The initial business elites of Pakistan were Muhajirs. Prominents example of businesses started by them include Habib Bank Limited, Hyesons, M. M. Ispahani Limited, Schon group etc. Nationalization proved to be catastrphpic for Muhajir-owned businesses, and the final blow was delivered as a result of discriminatory policies during the dictatorship of Gen. Zia-ul-Haq. In recent years, many Muhajirs have established their businesses in Pakistan, with a focus on textile, garment, leather, food prodcts, cosmetics and personal goods industries. Many of Pakistan's largest financial institutions were founded or headed by Muhajirs, including the State Bank of Pakistan, EOBI, Pakistan Industrial Development Corporation, United Bank Limited Pakistan, First Women Bank et cetera.
Muhajir are active in many sports in Pakistan. Muhajir are playing in the Pakistani cricket team with well-known players such as Javed Miandad, Saeed Anwar, Mohsin Khan, Sikhander Bakht and Moin Khan. There are now younger players like Asad Shafiq, Fawad Alam, Khurram Manzoor playing for the international side. Muhajirs are notably involved hockey, tennis, squash and badminton. Bodybuilding and weightlifting are increasing in popularity among younger members of the Muhajir community.
Kebabs are an important part of the ancient Muslim cuisine.
Faluda, an ancient Hyderabadi dessert.
Traditional cuisine originated from the Old Lukhnow Nawab dynasties.
Korma, a traditional cuisine originated from ancient Lukhnow royals.
Bihari Kabab, a traditional cuisine originated from Bihar.
Muhajirs clung to their old established habits and tastes, including a numerous desserts, savoury dishes and beverages. The Mughal and Indo-Iranian heritage played an influential role in the making of their cuisine. In comparison to other native Pakistani dishes, Muhajir cuisine tends to use traditional royal cuisine specific to the old royal dynasties of now defunct states of ancient India. Most of a dastarkhawan dining table include chapatti, rice, dal, vegetable and meat curry. Special dishes include biryani, qorma, kofta, seekh kabab, Nihari and Haleem, Nargisi Koftay, Roghani Naan, Naan, sheer-qurma (sweet), qourma, chai (sweet, milky tea), paan and Hyderabadi cuisine, and other delicacies associated with Muhajir culture.
- Taken from The World Factbook figures based upon the 1998 census of Pakistan.

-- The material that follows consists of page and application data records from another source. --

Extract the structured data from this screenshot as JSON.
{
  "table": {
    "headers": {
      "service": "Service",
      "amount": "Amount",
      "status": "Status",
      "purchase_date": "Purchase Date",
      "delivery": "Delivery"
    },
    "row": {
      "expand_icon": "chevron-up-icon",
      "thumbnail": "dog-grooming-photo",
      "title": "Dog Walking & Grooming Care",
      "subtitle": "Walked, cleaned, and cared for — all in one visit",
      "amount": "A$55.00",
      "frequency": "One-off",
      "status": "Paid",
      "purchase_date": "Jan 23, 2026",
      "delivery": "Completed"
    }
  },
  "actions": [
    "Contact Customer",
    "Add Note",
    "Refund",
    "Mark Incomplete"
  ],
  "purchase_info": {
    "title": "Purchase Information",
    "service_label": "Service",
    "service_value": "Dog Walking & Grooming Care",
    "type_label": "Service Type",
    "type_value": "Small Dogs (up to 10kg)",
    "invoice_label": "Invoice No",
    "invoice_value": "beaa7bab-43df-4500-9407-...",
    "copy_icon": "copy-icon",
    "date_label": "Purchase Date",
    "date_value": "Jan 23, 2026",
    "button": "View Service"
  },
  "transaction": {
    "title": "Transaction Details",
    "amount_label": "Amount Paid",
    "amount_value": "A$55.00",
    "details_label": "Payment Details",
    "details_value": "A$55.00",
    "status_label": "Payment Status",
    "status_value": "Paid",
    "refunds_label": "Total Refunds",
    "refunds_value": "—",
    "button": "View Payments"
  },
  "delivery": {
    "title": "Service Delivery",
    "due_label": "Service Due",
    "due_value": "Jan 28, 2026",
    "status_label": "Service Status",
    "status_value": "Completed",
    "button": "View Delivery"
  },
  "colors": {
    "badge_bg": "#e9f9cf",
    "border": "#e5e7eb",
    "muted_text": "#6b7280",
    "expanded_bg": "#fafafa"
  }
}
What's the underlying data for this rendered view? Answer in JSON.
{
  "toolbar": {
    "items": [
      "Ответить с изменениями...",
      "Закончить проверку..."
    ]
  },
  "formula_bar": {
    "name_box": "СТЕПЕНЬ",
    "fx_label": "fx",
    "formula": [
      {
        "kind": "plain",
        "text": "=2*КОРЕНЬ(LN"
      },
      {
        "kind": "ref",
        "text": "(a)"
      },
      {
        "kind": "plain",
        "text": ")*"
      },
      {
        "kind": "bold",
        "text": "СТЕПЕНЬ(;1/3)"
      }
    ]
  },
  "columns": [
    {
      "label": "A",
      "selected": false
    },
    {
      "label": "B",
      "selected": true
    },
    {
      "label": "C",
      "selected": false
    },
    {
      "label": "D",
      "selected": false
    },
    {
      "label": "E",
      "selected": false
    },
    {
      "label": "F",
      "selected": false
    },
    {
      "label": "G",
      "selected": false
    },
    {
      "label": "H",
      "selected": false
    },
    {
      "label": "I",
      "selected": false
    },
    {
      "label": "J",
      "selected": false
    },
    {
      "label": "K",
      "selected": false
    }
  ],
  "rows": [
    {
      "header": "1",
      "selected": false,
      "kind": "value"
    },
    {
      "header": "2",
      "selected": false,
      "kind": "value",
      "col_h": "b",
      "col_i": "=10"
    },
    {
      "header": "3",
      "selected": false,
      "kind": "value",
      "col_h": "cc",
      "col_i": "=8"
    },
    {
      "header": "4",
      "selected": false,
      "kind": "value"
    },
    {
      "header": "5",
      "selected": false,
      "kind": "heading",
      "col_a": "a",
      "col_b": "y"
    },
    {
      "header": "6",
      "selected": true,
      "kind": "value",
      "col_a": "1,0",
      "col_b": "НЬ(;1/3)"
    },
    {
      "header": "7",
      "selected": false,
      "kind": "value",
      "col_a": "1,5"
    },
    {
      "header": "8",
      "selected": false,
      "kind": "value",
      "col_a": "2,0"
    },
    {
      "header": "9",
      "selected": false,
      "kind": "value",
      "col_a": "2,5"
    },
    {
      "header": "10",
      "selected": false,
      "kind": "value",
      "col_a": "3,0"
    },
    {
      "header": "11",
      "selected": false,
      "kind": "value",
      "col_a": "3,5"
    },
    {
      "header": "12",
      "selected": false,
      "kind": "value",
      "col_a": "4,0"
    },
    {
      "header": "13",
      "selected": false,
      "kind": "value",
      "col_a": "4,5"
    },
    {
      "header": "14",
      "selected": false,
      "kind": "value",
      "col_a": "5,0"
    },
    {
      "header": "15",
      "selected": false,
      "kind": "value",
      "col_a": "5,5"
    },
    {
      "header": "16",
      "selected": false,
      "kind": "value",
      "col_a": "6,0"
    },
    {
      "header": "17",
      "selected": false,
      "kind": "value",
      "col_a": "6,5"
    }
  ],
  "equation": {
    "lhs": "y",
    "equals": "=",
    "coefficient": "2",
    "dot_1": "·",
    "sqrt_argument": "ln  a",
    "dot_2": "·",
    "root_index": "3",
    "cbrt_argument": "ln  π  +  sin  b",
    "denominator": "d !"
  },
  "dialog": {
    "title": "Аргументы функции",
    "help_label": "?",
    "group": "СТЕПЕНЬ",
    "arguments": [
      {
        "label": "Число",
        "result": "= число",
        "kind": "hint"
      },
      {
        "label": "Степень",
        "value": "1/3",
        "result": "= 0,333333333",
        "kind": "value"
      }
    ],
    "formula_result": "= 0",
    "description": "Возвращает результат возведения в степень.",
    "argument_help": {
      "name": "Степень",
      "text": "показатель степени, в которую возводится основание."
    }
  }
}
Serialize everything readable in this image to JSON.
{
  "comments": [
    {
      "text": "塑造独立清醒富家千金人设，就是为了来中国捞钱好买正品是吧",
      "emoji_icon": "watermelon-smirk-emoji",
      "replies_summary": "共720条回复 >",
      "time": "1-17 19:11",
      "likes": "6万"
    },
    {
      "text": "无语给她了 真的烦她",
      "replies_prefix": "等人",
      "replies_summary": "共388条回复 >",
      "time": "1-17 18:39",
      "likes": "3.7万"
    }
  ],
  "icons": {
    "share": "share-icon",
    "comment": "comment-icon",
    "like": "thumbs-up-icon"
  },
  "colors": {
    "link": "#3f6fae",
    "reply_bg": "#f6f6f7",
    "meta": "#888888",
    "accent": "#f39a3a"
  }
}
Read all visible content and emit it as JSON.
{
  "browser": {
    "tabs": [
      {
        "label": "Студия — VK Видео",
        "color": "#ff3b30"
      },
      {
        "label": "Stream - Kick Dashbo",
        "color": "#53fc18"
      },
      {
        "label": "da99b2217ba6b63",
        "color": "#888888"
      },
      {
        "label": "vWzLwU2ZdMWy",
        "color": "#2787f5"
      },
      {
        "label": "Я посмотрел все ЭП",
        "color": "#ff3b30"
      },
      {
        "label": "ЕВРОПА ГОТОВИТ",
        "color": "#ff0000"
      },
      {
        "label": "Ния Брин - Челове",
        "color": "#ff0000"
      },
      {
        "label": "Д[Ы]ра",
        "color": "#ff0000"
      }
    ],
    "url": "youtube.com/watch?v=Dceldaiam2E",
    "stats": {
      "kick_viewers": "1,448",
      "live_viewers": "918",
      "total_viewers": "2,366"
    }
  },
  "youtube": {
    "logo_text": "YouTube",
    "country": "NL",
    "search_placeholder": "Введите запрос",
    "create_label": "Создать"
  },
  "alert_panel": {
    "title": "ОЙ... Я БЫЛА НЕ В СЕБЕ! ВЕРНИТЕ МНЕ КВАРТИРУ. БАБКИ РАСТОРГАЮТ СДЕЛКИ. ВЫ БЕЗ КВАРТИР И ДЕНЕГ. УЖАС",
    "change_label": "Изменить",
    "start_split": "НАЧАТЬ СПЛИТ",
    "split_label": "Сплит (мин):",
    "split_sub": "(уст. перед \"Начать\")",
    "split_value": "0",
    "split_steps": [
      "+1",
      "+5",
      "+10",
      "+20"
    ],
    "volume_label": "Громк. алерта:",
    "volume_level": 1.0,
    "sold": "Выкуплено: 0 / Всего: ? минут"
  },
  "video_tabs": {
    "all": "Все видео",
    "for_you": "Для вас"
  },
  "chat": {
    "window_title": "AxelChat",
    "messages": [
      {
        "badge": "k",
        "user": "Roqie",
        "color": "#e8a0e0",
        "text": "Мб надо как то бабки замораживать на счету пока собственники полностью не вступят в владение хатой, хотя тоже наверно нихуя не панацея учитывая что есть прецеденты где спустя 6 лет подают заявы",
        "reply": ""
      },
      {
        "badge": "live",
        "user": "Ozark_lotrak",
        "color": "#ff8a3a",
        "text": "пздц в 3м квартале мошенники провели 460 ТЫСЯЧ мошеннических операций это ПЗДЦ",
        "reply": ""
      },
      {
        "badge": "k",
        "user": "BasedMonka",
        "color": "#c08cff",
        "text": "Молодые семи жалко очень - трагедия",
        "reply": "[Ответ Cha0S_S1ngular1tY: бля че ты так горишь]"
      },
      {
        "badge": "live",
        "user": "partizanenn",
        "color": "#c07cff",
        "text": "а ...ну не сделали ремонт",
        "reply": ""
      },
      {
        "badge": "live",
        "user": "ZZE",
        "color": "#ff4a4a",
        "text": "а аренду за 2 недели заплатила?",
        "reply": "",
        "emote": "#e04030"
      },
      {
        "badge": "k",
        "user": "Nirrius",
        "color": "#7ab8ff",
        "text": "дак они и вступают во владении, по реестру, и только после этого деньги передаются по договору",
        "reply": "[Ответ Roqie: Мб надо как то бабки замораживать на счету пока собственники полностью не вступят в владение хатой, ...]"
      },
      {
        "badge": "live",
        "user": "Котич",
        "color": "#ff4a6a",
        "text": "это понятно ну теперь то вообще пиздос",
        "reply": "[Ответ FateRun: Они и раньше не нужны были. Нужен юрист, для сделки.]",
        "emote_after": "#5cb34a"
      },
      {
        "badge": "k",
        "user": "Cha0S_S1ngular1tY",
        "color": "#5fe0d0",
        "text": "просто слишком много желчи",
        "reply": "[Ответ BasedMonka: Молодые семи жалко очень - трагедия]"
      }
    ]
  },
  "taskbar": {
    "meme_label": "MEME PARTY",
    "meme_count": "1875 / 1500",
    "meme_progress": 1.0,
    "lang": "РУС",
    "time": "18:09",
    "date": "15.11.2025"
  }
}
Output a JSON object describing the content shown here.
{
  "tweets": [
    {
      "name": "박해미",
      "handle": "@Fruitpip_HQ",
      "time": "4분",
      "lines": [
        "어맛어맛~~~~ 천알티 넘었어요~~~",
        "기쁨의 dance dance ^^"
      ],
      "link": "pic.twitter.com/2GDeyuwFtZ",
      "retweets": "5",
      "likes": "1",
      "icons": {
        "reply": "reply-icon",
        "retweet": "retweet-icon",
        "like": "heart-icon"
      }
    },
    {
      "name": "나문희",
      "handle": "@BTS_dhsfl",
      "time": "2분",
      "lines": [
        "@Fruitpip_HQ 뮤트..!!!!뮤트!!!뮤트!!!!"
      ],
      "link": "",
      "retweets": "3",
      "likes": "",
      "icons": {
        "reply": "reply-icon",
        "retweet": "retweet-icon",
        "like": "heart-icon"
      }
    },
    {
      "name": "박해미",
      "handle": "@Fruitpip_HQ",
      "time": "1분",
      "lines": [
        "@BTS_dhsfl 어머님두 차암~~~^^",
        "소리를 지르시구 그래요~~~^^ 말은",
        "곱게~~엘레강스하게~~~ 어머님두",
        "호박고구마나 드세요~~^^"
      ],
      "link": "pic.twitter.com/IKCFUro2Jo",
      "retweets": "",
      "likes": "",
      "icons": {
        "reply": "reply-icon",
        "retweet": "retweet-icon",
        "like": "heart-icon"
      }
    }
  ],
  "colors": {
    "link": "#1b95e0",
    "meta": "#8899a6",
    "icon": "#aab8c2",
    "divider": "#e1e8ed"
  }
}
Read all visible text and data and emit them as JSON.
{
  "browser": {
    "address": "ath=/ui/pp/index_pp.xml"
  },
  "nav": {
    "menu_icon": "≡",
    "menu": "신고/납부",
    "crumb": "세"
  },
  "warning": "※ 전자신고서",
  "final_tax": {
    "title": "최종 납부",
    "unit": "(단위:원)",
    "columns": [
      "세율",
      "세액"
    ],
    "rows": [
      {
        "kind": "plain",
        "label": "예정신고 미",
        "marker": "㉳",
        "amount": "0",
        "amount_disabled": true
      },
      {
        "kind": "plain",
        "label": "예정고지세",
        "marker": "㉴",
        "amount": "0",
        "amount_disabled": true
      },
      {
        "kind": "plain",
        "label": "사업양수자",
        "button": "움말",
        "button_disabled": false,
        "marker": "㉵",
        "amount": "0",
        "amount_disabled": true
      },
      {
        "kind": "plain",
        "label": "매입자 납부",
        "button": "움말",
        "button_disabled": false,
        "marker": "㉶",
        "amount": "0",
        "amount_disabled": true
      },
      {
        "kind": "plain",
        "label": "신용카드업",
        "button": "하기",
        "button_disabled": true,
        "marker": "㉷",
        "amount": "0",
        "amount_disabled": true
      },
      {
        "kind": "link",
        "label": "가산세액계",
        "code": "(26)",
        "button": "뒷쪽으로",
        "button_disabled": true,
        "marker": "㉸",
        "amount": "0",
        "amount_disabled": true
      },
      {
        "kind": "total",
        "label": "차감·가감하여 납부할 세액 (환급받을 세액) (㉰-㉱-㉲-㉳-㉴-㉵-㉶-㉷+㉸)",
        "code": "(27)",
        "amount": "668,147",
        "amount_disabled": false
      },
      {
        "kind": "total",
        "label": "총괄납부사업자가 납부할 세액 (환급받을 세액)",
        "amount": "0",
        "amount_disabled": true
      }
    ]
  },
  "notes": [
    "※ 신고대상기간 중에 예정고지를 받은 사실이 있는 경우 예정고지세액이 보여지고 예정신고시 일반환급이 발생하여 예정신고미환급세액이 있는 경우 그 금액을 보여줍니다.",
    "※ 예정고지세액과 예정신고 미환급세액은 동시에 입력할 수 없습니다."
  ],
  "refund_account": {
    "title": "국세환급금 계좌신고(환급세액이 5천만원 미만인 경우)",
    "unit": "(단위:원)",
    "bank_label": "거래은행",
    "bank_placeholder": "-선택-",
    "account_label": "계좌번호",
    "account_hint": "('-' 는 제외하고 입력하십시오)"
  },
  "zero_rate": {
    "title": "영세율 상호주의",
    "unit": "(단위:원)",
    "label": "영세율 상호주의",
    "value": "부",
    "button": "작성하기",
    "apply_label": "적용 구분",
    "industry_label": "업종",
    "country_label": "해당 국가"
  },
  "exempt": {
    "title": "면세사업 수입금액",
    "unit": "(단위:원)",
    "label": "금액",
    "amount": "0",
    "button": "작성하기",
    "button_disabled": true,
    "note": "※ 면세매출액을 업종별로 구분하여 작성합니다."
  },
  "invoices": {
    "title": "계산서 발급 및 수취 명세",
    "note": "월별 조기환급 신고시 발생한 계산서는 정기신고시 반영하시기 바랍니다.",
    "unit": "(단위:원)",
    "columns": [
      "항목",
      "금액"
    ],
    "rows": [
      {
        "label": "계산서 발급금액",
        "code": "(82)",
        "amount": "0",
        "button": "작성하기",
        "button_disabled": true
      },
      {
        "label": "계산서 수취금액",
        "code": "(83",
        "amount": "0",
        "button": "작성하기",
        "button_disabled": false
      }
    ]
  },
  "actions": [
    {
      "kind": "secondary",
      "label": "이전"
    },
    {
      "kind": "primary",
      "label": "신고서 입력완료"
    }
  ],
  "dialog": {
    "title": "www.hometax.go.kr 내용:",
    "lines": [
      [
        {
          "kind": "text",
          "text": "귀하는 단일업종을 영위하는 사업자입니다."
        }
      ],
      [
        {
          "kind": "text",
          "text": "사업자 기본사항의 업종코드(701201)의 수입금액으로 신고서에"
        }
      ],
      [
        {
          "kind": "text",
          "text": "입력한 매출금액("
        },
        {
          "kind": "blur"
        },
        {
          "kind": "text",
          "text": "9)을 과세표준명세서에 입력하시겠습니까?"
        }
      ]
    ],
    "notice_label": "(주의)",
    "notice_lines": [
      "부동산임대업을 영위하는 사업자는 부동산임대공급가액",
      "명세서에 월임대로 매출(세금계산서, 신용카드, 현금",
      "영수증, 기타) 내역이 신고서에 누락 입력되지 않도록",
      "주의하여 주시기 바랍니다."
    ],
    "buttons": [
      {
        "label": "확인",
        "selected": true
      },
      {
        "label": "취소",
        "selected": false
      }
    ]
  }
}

- Vazira Fazila-Yacoobali Zamindar, The Long Partition and the making of modern South Asia: refugees, boundaries, histories, New York: Columbia University Press, 2007.
- Oskar Verkaaik, A people of migrants: ethnicity, state, and religion in Karachi, Amsterdam: VU University Press, 1994
- Prof. M. Azam Chaudhary, The History of the Pakistan Movement, p. 368. Abdullah Brothers, Urdu Bazar Lahore.
- "Karachi violence stokes renewed ethnic tension". IRIN Asia. Retrieved 2007-05-17.
- Where Malayalees once held sway, DNA India
- Population increase in Karachi - Ref. from Port Qasim Official website
- History of Modern India, 1707 A. D. to 2000 A. D by Radhey Shyam Chaurasia, Atlantic Publishers
- Karen Isaksen Leonard, Locating home: India's Hyderabadis abroad
- 1998 census report of Pakistan. Islamabad: Population Census Organization, Statistics Division, Government of Pakistan, 2001.